journal contribution
posted on 2001-03-01, 00:00 authored by Brooks B Gump, Karen A. Matthews, Michael ScheierMichael Scheier, Richard Schulz, Michael W. Bridges, George J. Magovern

OBJECTIVES: To determine if illness representations differ as a function of age and how these representations, in conjunction with age, predict postoperative health behaviors.

DESIGN: Prospective study of patients undergoing coronary artery bypass graft (CABG) surgery.

SETTING: A large metropolitan hospital providing regional cardiac care for patients in a tri-state area, located in Pittsburgh, Pennsylvania.

PARTICIPANTS: All consenting patients (N = 309) from a consecutive series of patients scheduled for CABG surgery between January 1992 and January 1994. To be eligible for participation, patients could not be scheduled for any other coincidental surgery (e.g., valve replacement), and could not be in cardiac intensive care or experiencing angina at the time of the referral. Participants were predominantly male (70%) and married (80%), and averaged 62.8 years of age.

MEASUREMENTS: Postoperative self-reported health behaviors.

RESULTS: Older participants awaiting CABG surgery were significantly more likely to believe old age to be the cause of their coronary heart disease (CHD) and significantly less likely to believe genetics, health-damaging behaviors, health-protective behaviors, and emotions to be the cause of their CHD than were younger participants awaiting surgery. Furthermore, the older participants were significantly more likely to believe they had no control over the disease and that the disease would be gone after surgery, and reported fewer postoperative health behavior changes than did younger participants.

CONCLUSION: These findings demonstrate significant differences in illness representations as a function of age.

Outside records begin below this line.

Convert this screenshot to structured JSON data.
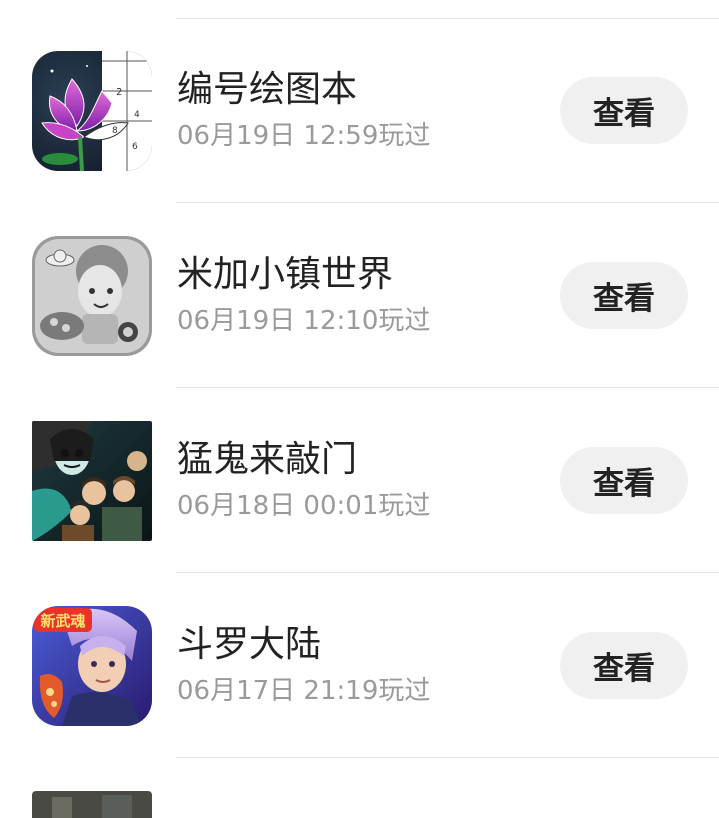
{
  "list": {
    "items": [
      {
        "title": "编号绘图本",
        "subtitle": "06月19日 12:59玩过",
        "button_label": "查看",
        "icon": "lotus-coloring-icon"
      },
      {
        "title": "米加小镇世界",
        "subtitle": "06月19日 12:10玩过",
        "button_label": "查看",
        "icon": "toca-world-grayscale-icon"
      },
      {
        "title": "猛鬼来敲门",
        "subtitle": "06月18日 00:01玩过",
        "button_label": "查看",
        "icon": "ghost-knock-icon"
      },
      {
        "title": "斗罗大陆",
        "subtitle": "06月17日 21:19玩过",
        "button_label": "查看",
        "icon": "douluo-hero-icon",
        "icon_badge": "新武魂"
      },
      {
        "icon": "partial-game-icon"
      }
    ]
  },
  "colors": {
    "title": "#222222",
    "subtitle": "#9a9a9a",
    "button_bg": "#f0f0f0",
    "divider": "#e8e8e8"
  }
}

Furthermore, differences in postoperative health behaviors were consistent with differing illness representations.